Thursday, October 13, 2011

Rwanda to Russia

  It's only Thursday, in the midst of a very long week.  My E has thrown a curve ball the past 4 days.  His behaviors are mirroring the classic attachment disorder list as much as they ever did a year ago.  Lying, hurting others, being destructive and having a very flat affect about all of it.  By the end of each day, Ryan and I are wiped out physically and emotionally.  Probably what wears on us most is that we were sort of cruising this past month; E was having more good days than bad.  Tuesday evening, I said "I am so thankful for a job I love that I can go to tomorrow to get a break from this." (I only work part time, sharing patients with 6 other AMAZING babycatchers).
  So I show up to my clinic yesterday ready to face N.  N is an older teen, pregnant and approaching her due date.  Last week, N had kept me late because she had been telling the other midwives in my practice some crazy, over the top lies and I knew I would be seeing her next.  These were lies that were ridiculously obvious, like "I've never had an ultrasound," (we have reports from two ultrasounds to pull out of her chart), "My parents are dead...I don't live with my parents, but they are in Omaha." "I am placing baby in adoption but I have never talked to a social worker(social worker is outside the door of the exam room).  I geared up to face this lying, confused kid that I was the last of our group to see.  As I walked in the room, there sat a tiny, hunched over girl.  I introduced myself, hugged her and told her that all the midwives in our group know her well, we care for her and we keep track of her AND her baby.  Than I asked her to tell me her story.  She said, "I was adopted from an orphanage in Russia when I was 13, but I haven't talked to my adoptive parents in over a year."
  I felt a knot in my stomach and my heart melted.  We finished our visit, I left the room, sat down at my desk and sobbed.  Attachment disorder.  Of course, the lying over obvious truths, the avoidance, the disinterested body language and flat affect.  We decided that it was best for me to be the only CNM to see her until she delivered because I know "the language" of orphans.  
  I am sharing this because God is using my little boy in so many bigger ways than I can imagine.  I am broken, again, at the behaviors he uses to protect himself from our love.  But I am also motivated that E is giving me the tools to love this girl well in the place she is right now.  If Etienne hadn't given me a year of ugly RAD behaviors, I probably wouldn't have been able to recognize, like the rest of the staff, that our lying teen was struggling with RAD because she doesn't know what it means to be wanted, loved, cherished.  Beauty out of ashes.  
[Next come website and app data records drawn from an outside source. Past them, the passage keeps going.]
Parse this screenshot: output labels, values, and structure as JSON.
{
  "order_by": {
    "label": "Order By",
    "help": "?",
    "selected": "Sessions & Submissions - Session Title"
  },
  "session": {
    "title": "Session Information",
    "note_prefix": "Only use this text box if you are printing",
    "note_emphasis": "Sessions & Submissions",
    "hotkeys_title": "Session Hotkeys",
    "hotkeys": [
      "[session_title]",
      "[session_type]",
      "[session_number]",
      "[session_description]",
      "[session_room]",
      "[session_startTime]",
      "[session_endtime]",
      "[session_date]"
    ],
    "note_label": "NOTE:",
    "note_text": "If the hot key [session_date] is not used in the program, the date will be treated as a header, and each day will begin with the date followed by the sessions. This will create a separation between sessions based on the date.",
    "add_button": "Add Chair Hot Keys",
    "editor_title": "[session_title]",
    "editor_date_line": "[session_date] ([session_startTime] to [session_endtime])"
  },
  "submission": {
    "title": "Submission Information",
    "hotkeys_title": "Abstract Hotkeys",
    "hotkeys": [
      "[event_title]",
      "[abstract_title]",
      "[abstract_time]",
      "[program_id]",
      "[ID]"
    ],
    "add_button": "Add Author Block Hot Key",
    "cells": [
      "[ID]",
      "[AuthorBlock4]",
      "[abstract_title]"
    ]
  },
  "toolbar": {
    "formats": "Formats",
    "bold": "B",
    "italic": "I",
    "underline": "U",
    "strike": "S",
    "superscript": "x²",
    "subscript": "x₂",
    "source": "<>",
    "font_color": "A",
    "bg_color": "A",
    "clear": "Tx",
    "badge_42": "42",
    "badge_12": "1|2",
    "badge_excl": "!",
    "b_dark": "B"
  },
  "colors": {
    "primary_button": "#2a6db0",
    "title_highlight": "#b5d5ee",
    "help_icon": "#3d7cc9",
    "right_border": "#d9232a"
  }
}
1 comment:

  1. wow. my heart breaks for that girl, but I am so glad God put you in her path and gave you the tools to see through the lies to her heart.